By Tambay A. Obenson | Shadow and Act April 18, 2013 at 6:05PM
Nollywood cinema will not be denied, as it continues to expand its reach and awareness in the international marketplace, filling every existing nook and cranny. There's an audience for Nollywood cinema (or, at least a curiosity, in light of all the recent attention the Nigerian film industry has been getting), all over the world, it seems.
All-the-better I say, especially as the industry seems to be at somewhat of an identity crossroads, or maybe developing more of split in personality, under all this unprecedented scrutiny, as some Nollywood filmmakers push for a more internationally-competitive brand of Nollywood cinema, while others are content with the status quo.
In recent years, Nollywood-specific film festivals have been launched in different parts of the world, most recently, in Brazil, and you'll find existing festivals adding Nollywood sidebars to their lineups.
While we wait for a Nollywood delegation to invade the Cannes Film Festival in the South of France, I think this might be the first Nollywood-specific film festival in the country - at least, in its capital, Paris.
It launches on May 30, and will run through June 2, with a lineup that includes some of the most-talked about Nollywood films of the last 12 months, like: Phone Swap by Kunle Afolayan; Maami by Tunde Kelani (although I'm not sure he considers himself a Nollywood filmmaker); Ijé by Chineze Anyaene; and Last Flight to Abuja by Obi Emelonye.
Details on the first annual NollywoodWeek Paris Film Festival via press release below:
The Birthplace of Cinema Welcomes Nollywood from May 30 to June 2
Paris, France - The French are laying out the red carpet for Nigerian filmmakers in effort to build a lasting bridge between Francophone audiences and the Nigerian film industry powerhouse.
For the first annual NollywoodWeek Paris Film Festival, set to take place in the heart of Paris at the l’Arlequin Theatre from May 30 to June 2, the event’s French producers have high aspirations for the project, saying, “Bringing the second largest film industry to the country that invented cinema will give these directors inspiration to achieve greatness and will open up France to an entirely new market and style of filmmaking.”
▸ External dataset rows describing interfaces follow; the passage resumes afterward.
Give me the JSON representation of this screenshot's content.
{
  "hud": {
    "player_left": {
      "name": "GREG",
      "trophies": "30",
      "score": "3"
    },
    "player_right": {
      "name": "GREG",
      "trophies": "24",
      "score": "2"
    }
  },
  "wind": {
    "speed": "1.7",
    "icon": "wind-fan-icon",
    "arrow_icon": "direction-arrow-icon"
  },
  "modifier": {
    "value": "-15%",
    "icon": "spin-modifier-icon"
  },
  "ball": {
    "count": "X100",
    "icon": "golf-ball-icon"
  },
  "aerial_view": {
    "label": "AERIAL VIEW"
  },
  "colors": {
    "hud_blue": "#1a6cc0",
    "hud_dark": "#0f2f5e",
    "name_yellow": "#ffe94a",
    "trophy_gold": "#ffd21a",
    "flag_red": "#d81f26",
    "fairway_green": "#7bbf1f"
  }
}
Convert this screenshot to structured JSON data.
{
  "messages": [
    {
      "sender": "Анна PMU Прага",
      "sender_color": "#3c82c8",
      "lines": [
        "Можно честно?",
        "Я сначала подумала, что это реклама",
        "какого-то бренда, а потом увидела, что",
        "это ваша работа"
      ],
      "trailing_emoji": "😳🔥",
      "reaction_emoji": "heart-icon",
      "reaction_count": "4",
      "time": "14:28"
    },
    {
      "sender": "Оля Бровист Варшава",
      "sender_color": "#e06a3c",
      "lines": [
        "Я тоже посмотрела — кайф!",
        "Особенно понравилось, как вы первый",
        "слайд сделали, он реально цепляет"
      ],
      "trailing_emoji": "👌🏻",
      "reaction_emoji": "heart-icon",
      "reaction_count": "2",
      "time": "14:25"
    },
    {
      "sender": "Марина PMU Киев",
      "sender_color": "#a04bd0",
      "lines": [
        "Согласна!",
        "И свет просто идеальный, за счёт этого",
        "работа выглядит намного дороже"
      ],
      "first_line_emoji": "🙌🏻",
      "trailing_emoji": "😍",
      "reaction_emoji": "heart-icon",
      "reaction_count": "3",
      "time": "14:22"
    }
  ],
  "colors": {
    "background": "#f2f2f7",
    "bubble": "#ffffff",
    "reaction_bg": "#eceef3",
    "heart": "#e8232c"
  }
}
Indeed, the Nigerian film industry rivals only India’s Bollywood in terms of annual film/video production, producing roughly 1,000 films/videos each year. Many of those 1000 films are shot on a shoe-string budget and completely ‘in the can’ within one week! Compare that to productions elsewhere that can last for months.
Complete with its own A-list movie stars and movie award ceremonies, Nollywood filmmakers have also begun to catch the attention of Hollywood in recent years. Still, Nollywood remains largely unknown in many circles due to the challenges that the young 21-year old industry face.
YK Projects, the French non-profit association responsible for NollywoodWeek Paris, hopes to address those issues as well as how to create synergies between France and Nigeria. In addition to seven of Nollywood’s best recent films selected to screen at the festival, organizers have also planned panel discussions, special events, and a marketplace for producers and buyers to exchange.
Media organizations and government institutions such as the French Consulate of Lagos, the Nigerian Embassy in Paris, Courrier International, the Mairie of Paris, Bella Naija, and Black Entertainment Movies are but a few organizations that have already partnered with YK Projects to bring the film festival to fruition.
The explosive growth of Nollywood within the last decade has been massive, and it is only beginning.
NollywoodWeek Paris wants the 62 million inhabitants of France to also share in this thriving film movement. Keeping with the Nollywood grassroots movement, a crowd-funding campaign was launched to encourage the global community to participate in bringing this festival to light: http://igg.me/at/nwp
YK Projects is a French non-profit association focused on creating artistic projects with a purpose. The organization strongly believes in the importance of creating a new access to the arts for local audiences.